But perhaps the most exciting use of this technology can be seen in the healthcare industry. And, as the technology advances and becomes more accessible, we will see even more uses for it.
Driving Down the Cost of Healthcare
Medical technologies are typically expensive when they enter the market, then become cheaper over time. However, a majority of the 3D-printers are coming onto the market at very reasonable prices. This has the potential to significantly drive down rising healthcare costs. And just in the nick of time, as we will see more Baby Boomers flood the system at alarming rates.

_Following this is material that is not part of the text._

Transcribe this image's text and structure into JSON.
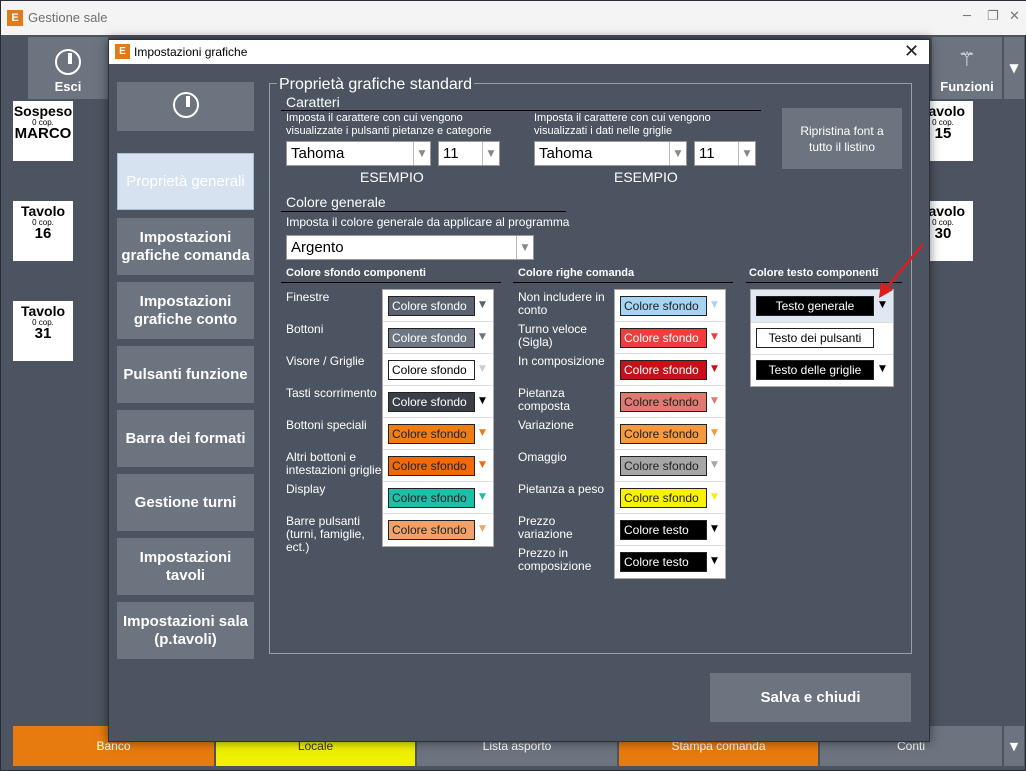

It’s the technology behind 3D-printing that makes the solutions so cost-effective. Essentially, objects are built from digital models using additive processes where successive layers of material are laid on top of one another. Since objects can be assembled directly from digital models, precision increases significantly, removing room for error.
Consider older manufacturing techniques that rely on taking away material (cutting, chopping, drilling) to make an object’s model instead of adding material like 3D-printing. These waste and extraction costs add up, and those expenses get passed on to consumers. But 3D-printing can get around all of that.
3D-Printing and Replacing Body Parts
“The 6 Million Dollar Man” and “The Bionic Woman” were very successful TV series in the 1970s about physically broken people who were fixed by advanced technology. Bionic legs allowed these everyday heroes to run faster and jump higher. Bionic eyes let them see farther and bionic ears gave them extraordinary hearing.
What was once science fiction is now becoming a reality thanks to 3D-printing technology. Scientists at Princeton University have used the technology to that will allow people to hear radio frequencies far beyond the range of normal human hearing.
Through , science is looking for ways to create customized replacement parts that contain capabilities beyond what human biology itself provides. And, whether printed parts like kidneys and lungs offer regular or superior performance capabilities, this technology could someday save countless lives of people who wait on long organ donor lists.
3D-Printing and Surgery
3D bioprinting is also becoming commonplace in the operating room, particularly when it comes to cancer treatments. For instance, in 2014, scientists developed a quick and inexpensive way to create facial prosthesis for patients who had undergone using facial scanning software and 3D-printing.
In 2015, a group of researchers discovered it is entirely possible to print patient-specific biodegradable implants that are more effective at curing bone infections and bone cancer.
These are staggering advances in 3D-printing technology and we will no doubt see more in the OR that will bring science fiction into mainstream medicine.
Here are some other ways 3D-printing is changing the landscape of medicine.
The cost of traditional prosthetics is a significant barrier to those without the proper resources. But 3D-printing is making production relatively cheap, bringing hope and mobility to thousands.
Researchers are now able to produce cheap and easily customizable prosthetic sockets for people in third-world nations, where the destruction of war has left many with amputated limbs. Once locals are trained on how to operate the technology, they can create patient-specific limbs quickly and easily.
Print Prescription Drugs at Home
Scientists at the University of Glasgow have been busy making a prototype 3D printer that would be capable of assembling chemical compounds at the molecular level. This means someday a patient could go to an online drugstore with a digital prescription, buy the blueprint and chemical ink they need, then print their drugs at home.
James Yoo at the Wake Forest School of Medicine has developed straight onto the wounds of burn victims. Wounds are first scanned, then the printer fabricates the right number of skin layers to fill it in. Currently, the United States army is funding use of Yoo’s technology to treat wounded soldiers.
As previously mentioned, 3D-printing is making a positive impact in poverty-stricken areas of the world because it provides health solutions, like customizable prosthetics, at a fraction of the price.
Another area where the technology is being used is in the affordable creation of medical equipment. For instance, the group iLab has brought 3D-printing to Haiti where it is used to make umbilical cord clamps for the local hospitals. In the future we may see these printers create bandages, catheters and endoscopes as well.
3D-printing is revolutionizing every facet of medicine and how care can be delivered. Thanks to this constantly-advancing technology, medicine is becoming more available and affordable, and countless lives are being saved.